TITLE: Getting Better AUTHOR: Eugene Wallingford DATE: July 27, 2005 12:52 PM DESC: Being better is more fun. Getting better is work. ----- BODY: Well, the Gringo did it again. Lance Armstrong finished his professional racing with a dominating yet relaxed performance in the 2005 Tour de France. (Our friend Santiago finished 51st. A disastrous Stage 14 did him in.) If you watched any of the interviews Lance gave over the last few days of the tour, you could see that he really enjoys racing, competing, and winning. He relished the challenge that the T-Mobile and CSC teams threw at him in the mountains. He would have enjoyed the raw challenge of scaling the Alps and Pyrenees had he ridden alone, but having teams of riders try to take his yellow jersey made them all the sweeter. And his wonderful closing time trial to cement his edge placed a perfect exclamation on his tour career. Watching Lance these last few years has reminded me that being good is fun, as the folks at Creating Passionate Users recently wrote:
My running coach told me a few years ago, "It's just more fun when you're faster." I wasn't sure what he meant; I was just trying to get back in shape and do a decent 10K. But once I started training with much better runners, and began pushing myself and keeping my splits and timing my speed work... it was more fun. And it wasn't like I had any illusion of being competitive. Being better is just more fun.
You mean running repeats is fun? Yes. No, not every moment. A few weeks ago, I had one of those days that, in isolation. wasn't as much fun as I would have liked. Getting back to form in my 1200m interval training has been hard this season. The week after the not-so-fun day, I managed to do 6x1200m, but the last one repeat was slower than I had wanted it to be. Last week, I just wasn't motivated to run fast, so I skipped the work-out in favor of a steadier 9.5-mile run. My fatigue last week was a surprise until I sat down to compute my paces for my runs the previous week. In addition to the 6x1200m work-out on Wednesday and a 10-mile tempo run on Friday, I had done an 18.5-miler on Sunday. No big deal... until I see that I ran it in 2:25:37 -- an average pace of 8:01 min/mile. That is my marathon goal pace for October! Being better is more fun. I have no illusions that I am fast, or that I will challenge even for an age group prize in the Twin Cities. This is about challenging myself, and getting better. It feels good. This morning, I hit the track at 5:15 AM, earlier than usual so that I could get a bit more done at the office before a four-day weekend mini-vacation. It was cool, unusual after a month of 90-degree highs and 70-degree lows, but perfect for a work-out. As the sun rose, I knew that today was finally a good day of repeats. As I started my fifth, I knew that I would reach the days goal. In the end, 7x1200m, all in target time or better, with the seventh repeat being the fastest of all. Being better is more fun. But without the local moments of less fun a few weeks ago, I wouldn't have been better today -- either in setting goals or achieving them. As I quoted Merlin Mann a few days ago in the context of knowing ourselves as well as we know our tools:
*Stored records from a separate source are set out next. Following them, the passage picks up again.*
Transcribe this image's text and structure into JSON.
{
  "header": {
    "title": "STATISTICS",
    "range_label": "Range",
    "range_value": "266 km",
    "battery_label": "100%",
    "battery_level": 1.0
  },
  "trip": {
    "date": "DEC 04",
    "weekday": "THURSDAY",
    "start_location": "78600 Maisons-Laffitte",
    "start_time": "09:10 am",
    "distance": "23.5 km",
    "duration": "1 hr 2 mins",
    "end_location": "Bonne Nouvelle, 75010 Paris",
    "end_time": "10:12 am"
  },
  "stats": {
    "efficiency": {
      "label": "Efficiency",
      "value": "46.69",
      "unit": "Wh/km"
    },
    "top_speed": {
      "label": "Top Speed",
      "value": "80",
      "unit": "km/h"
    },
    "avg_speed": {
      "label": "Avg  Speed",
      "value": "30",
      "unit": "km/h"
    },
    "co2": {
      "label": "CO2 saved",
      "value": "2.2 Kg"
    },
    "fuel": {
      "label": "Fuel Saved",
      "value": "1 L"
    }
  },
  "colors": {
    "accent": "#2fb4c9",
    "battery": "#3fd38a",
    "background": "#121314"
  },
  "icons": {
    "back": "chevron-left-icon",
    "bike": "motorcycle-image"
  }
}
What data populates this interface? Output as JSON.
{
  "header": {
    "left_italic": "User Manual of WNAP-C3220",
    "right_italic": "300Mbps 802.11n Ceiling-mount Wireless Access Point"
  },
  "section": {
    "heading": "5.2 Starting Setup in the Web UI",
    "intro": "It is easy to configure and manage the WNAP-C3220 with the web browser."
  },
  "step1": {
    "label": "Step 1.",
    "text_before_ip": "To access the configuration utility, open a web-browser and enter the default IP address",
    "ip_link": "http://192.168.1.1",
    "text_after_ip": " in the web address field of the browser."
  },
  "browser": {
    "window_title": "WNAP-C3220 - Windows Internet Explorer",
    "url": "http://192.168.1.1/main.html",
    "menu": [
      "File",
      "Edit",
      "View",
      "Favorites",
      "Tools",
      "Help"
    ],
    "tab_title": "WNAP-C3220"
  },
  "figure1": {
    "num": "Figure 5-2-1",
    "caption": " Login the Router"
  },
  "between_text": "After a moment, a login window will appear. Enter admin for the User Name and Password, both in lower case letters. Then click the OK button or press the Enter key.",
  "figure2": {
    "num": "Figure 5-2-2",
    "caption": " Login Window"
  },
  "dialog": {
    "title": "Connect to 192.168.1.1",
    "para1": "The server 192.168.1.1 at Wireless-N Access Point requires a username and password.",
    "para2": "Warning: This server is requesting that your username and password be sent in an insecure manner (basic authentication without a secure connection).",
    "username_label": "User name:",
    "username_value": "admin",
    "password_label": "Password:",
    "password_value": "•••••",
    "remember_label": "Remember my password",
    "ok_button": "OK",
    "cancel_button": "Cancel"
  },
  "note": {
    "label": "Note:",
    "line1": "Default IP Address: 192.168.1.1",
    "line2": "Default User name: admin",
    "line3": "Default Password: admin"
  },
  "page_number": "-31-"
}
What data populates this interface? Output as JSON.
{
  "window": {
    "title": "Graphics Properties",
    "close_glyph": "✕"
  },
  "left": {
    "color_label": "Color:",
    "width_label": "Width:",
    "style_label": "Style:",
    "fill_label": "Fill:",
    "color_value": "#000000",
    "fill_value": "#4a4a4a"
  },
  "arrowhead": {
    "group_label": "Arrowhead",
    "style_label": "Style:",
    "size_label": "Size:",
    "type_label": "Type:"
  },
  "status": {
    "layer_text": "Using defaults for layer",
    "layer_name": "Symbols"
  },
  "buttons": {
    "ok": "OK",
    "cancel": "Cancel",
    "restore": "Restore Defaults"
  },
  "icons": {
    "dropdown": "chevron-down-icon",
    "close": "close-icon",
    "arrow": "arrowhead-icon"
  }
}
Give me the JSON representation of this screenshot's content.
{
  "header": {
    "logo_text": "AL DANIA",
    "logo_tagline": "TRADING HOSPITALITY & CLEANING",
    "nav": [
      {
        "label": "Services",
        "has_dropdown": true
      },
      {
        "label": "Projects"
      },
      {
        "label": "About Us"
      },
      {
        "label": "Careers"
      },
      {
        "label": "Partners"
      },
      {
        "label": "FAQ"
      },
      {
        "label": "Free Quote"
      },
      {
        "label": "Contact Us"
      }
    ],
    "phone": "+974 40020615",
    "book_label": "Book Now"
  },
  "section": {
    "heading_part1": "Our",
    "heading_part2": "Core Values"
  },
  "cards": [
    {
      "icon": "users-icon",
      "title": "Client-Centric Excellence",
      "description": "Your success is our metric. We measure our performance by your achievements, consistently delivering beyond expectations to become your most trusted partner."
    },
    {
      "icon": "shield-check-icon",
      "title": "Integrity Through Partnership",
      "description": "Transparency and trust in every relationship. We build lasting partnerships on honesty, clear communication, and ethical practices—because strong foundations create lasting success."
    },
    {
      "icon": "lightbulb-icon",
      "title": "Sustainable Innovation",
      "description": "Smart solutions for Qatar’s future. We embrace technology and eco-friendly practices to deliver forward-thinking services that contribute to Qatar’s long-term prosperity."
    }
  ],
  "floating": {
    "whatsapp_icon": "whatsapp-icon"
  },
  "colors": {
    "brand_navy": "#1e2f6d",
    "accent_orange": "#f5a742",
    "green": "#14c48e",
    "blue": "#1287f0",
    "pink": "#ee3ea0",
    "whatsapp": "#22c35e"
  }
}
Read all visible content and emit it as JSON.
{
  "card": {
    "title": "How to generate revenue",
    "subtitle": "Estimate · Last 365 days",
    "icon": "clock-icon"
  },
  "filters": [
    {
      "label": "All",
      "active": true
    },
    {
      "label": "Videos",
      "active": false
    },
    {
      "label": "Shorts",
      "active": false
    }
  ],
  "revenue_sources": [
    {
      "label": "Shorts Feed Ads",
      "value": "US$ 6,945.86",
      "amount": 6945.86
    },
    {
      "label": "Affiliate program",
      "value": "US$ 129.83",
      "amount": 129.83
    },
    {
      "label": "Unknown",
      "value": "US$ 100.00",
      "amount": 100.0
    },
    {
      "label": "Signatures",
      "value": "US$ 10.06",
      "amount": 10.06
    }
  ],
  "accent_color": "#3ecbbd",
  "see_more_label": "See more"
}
Making improvements means change and often pain along the way. It's hard to get better, and good tools like these can definitely ease the journey. I guess I'm proposing you try to understand yourself at least as well as the widget you're hoping will turn things around.
One interview moment with Lance Armstrong stuck with me last weekend. When asked what he would miss most about racing, he said that he would never again be in as good a shape as he is today -- and he would miss that most of all. Not the yellow jerseys or the wins or the accolades and adulation that come with them, but the simple state of being in the best possible shape. I know the feeling. Of course, I have an advantage on Lance -- I didn't start working hard at my running until a little more than two years ago, when I started training for my first marathon. That means my body, while old, is still relatively fresh. So is my mind. I hope to keep getting better for a few more years... -----